ABOUT THIS EXERCISE: For each line below that holds "MaxFSport", return the line as it stands.

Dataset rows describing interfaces
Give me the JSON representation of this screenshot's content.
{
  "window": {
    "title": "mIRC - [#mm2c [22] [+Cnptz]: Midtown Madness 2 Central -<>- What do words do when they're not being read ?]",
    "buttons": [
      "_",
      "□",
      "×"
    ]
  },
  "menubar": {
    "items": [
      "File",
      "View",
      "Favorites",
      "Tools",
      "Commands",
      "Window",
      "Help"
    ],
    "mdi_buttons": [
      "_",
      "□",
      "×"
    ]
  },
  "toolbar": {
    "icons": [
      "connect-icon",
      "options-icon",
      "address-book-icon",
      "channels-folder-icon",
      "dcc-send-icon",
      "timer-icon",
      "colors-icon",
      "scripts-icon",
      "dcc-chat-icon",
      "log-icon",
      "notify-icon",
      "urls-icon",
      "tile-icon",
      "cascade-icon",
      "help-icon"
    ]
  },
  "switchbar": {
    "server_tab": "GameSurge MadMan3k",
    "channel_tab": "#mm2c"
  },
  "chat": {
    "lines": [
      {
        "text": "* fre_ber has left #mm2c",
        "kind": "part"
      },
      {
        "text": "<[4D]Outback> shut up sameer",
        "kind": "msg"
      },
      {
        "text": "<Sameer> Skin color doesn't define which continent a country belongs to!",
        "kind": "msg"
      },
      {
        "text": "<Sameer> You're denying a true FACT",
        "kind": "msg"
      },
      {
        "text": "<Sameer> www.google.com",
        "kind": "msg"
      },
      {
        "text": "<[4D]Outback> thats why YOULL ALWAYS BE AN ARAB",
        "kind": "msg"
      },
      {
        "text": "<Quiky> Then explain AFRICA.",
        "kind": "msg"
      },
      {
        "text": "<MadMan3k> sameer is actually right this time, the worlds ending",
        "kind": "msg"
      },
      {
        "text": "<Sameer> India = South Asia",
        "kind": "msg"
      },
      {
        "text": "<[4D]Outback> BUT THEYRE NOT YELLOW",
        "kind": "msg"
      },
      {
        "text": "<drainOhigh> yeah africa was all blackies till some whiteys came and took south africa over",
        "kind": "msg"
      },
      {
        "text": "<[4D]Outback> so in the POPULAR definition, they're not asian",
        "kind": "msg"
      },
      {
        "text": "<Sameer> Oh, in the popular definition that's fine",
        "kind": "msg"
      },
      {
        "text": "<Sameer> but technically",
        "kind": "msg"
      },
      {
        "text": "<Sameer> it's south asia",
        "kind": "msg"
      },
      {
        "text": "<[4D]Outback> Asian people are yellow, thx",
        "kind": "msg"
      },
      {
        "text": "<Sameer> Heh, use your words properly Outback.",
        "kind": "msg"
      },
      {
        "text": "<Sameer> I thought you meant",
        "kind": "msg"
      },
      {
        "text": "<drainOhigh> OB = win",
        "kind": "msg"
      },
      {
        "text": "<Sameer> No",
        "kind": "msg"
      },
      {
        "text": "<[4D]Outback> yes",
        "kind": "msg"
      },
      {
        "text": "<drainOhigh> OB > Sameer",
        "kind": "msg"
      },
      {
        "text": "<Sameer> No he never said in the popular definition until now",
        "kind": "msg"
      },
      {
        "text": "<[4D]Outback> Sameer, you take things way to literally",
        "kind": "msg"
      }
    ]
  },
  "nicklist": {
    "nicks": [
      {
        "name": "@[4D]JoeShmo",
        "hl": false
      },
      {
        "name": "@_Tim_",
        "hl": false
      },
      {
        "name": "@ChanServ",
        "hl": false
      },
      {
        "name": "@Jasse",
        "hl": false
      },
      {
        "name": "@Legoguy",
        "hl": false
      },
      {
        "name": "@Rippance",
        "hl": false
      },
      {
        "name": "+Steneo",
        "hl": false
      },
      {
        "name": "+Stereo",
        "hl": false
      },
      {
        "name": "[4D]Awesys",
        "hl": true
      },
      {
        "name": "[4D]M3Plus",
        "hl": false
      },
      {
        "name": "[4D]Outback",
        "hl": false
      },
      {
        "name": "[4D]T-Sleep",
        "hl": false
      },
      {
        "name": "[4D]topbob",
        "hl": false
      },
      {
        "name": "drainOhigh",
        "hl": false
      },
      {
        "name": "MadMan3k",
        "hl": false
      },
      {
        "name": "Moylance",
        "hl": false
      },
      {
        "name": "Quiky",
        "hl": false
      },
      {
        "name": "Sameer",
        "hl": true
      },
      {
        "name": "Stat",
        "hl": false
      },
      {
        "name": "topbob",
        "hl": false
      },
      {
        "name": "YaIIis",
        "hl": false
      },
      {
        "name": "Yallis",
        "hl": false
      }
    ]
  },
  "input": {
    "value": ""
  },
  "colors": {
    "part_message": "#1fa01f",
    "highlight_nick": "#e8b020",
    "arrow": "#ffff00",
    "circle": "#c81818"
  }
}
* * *
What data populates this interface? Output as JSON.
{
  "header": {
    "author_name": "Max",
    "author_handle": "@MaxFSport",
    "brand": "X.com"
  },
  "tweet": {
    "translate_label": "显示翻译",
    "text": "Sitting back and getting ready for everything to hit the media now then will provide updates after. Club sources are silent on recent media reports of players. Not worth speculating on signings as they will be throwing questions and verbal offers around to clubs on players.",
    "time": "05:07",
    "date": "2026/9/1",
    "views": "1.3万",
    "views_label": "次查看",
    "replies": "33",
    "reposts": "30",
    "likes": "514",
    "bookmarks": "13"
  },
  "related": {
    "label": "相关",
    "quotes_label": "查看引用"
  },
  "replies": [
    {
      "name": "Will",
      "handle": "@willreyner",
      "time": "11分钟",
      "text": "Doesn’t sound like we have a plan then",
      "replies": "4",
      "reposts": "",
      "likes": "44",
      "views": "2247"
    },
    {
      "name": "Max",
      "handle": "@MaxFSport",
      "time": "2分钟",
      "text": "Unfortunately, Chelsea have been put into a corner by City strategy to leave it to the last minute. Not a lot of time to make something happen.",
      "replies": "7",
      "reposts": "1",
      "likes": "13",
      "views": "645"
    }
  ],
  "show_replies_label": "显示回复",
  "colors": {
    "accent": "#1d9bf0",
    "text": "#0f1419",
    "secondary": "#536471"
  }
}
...
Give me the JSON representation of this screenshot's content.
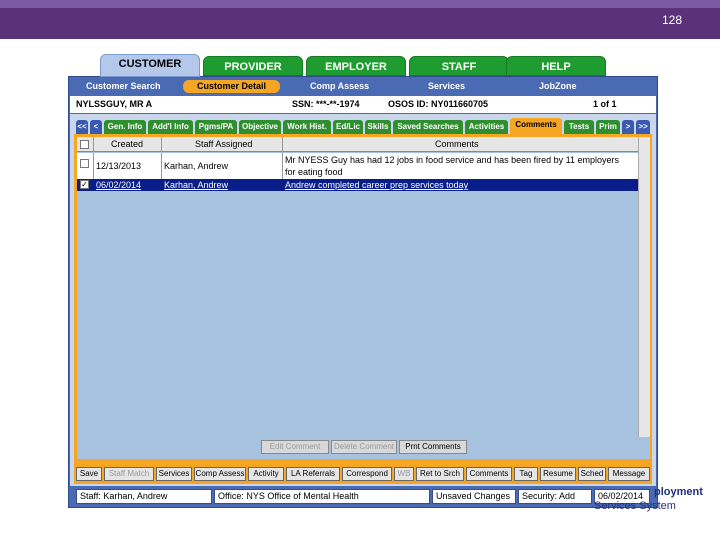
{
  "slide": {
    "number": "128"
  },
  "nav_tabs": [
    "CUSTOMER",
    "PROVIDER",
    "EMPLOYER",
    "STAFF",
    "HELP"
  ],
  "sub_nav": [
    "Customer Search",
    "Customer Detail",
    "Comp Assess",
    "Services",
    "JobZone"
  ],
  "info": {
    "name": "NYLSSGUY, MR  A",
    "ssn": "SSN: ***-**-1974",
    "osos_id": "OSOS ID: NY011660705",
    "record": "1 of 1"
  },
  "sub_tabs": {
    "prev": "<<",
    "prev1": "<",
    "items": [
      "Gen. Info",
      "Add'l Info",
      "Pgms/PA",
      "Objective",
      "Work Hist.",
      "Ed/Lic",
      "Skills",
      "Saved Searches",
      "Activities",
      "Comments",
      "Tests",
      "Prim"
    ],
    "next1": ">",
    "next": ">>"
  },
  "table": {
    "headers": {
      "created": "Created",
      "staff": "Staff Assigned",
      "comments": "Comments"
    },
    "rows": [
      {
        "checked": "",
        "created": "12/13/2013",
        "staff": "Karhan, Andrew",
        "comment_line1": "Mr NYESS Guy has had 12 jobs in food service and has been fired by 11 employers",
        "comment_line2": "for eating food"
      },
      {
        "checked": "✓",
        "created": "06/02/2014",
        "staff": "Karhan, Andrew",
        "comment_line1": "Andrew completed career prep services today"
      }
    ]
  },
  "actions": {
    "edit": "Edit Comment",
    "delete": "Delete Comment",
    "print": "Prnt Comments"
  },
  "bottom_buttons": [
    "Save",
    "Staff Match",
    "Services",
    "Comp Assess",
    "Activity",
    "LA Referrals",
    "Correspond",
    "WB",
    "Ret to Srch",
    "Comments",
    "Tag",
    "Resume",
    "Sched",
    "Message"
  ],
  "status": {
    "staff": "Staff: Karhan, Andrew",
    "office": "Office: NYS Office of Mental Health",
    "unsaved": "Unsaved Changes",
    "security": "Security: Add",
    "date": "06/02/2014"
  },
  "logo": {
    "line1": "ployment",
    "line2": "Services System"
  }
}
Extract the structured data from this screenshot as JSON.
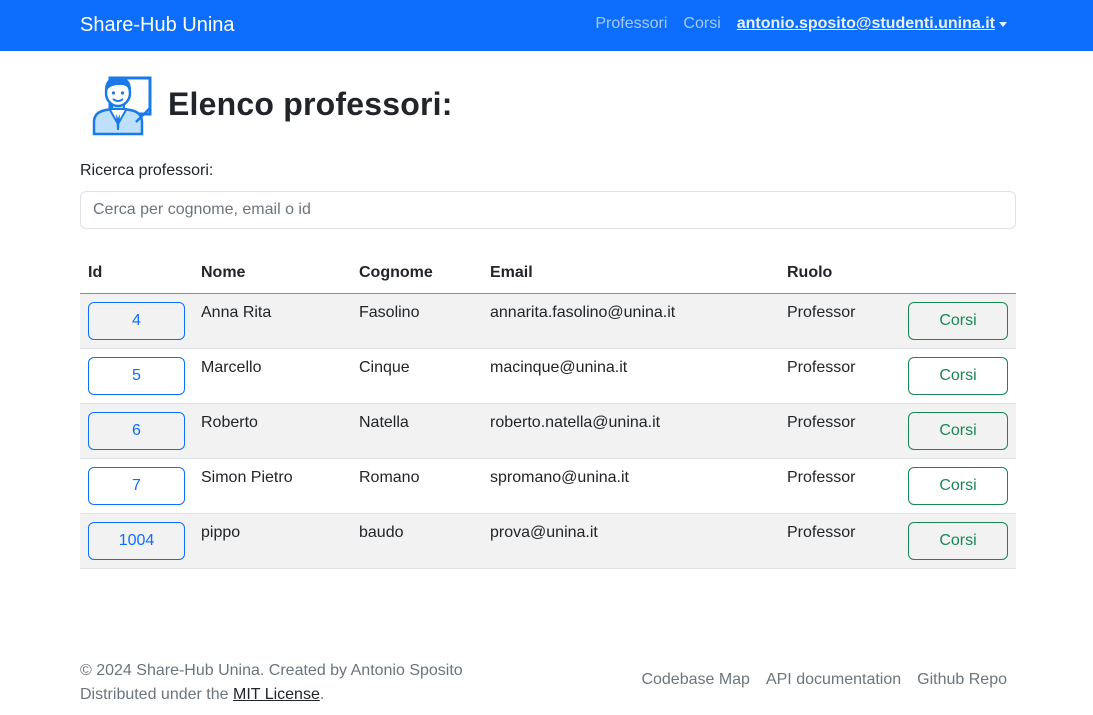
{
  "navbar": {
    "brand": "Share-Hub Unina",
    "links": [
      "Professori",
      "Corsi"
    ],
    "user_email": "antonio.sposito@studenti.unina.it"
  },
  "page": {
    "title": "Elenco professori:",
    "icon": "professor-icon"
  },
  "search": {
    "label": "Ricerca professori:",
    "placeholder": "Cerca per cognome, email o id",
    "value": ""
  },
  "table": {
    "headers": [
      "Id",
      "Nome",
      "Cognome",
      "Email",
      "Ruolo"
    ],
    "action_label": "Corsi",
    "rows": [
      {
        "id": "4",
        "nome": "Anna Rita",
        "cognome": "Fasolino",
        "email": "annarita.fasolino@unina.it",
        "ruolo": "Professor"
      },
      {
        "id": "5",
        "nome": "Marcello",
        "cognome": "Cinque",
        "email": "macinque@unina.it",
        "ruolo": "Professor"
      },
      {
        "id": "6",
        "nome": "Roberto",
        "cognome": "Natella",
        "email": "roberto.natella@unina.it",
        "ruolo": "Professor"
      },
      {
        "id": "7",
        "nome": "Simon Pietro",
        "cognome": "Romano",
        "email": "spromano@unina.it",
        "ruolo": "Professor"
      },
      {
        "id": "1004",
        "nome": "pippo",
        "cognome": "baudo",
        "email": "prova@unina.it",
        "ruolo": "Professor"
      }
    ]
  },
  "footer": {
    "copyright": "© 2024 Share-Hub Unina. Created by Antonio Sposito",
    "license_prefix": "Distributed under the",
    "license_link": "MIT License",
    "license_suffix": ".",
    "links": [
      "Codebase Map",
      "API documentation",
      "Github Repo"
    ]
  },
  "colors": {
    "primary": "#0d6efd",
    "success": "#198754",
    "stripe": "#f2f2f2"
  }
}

FINISHED TASK:
    "author_handle": "@MaxFSport",
      "handle": "@MaxFSport",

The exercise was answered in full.